_Exercise objective:_ Please tally the lines in the data below that include the string "Indicator", and reply with only the total.

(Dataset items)

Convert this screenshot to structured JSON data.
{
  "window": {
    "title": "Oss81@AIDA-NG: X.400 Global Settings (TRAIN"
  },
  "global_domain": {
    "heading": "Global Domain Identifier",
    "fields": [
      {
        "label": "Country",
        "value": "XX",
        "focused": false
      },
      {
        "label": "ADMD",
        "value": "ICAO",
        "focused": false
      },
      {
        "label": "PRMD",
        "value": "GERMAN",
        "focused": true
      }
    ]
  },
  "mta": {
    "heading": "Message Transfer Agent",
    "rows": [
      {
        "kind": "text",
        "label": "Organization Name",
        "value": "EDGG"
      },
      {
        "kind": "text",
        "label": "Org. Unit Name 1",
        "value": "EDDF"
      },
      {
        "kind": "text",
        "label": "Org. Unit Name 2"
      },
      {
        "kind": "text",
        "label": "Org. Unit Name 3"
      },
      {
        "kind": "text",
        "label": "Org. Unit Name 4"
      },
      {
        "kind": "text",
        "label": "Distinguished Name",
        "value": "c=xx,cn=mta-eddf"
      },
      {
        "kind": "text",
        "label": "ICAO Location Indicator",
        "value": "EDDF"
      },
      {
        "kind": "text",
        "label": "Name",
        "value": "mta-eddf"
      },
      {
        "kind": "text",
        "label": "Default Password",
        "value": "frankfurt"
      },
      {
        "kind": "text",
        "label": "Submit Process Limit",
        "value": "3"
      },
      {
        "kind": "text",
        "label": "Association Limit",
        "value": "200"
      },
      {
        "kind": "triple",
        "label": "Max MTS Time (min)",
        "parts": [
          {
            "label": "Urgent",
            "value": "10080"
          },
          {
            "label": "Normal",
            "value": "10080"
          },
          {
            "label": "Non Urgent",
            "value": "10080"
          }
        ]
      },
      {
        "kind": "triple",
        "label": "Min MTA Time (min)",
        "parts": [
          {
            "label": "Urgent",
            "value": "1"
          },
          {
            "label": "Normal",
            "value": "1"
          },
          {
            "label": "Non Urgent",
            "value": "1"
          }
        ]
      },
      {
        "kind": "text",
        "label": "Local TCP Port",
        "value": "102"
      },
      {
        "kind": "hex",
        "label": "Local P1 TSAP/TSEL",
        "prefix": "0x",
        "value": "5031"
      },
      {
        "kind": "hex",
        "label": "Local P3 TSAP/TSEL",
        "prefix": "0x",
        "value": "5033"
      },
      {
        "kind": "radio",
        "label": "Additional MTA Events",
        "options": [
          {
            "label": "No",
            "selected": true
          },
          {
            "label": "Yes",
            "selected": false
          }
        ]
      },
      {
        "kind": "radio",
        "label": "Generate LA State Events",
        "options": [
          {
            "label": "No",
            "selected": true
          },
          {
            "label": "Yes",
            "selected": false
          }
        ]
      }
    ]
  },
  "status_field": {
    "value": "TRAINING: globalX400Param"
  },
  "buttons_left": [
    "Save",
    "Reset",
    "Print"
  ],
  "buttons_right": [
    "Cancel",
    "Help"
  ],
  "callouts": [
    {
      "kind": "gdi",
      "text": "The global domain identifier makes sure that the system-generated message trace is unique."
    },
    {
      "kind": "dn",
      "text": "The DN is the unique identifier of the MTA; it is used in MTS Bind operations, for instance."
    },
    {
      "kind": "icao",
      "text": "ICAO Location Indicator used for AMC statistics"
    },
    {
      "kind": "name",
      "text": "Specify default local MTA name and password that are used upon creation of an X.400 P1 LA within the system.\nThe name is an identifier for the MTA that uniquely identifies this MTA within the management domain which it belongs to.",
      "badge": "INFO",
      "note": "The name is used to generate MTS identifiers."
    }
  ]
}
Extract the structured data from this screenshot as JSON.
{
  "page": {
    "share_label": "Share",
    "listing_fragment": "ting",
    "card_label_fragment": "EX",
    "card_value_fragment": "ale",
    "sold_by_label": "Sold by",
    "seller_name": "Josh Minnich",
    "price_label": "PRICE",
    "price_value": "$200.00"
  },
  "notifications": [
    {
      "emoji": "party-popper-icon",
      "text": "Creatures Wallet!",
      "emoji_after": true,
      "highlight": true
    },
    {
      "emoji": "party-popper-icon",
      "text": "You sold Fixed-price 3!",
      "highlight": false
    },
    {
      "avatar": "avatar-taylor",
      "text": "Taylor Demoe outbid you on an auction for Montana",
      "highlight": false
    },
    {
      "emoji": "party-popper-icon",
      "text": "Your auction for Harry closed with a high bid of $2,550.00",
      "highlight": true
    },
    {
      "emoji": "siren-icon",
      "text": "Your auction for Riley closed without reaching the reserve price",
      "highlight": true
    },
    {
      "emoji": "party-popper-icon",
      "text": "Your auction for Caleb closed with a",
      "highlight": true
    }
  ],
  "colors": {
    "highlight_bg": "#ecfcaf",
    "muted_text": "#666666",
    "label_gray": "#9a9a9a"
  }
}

_Task solution:_ 2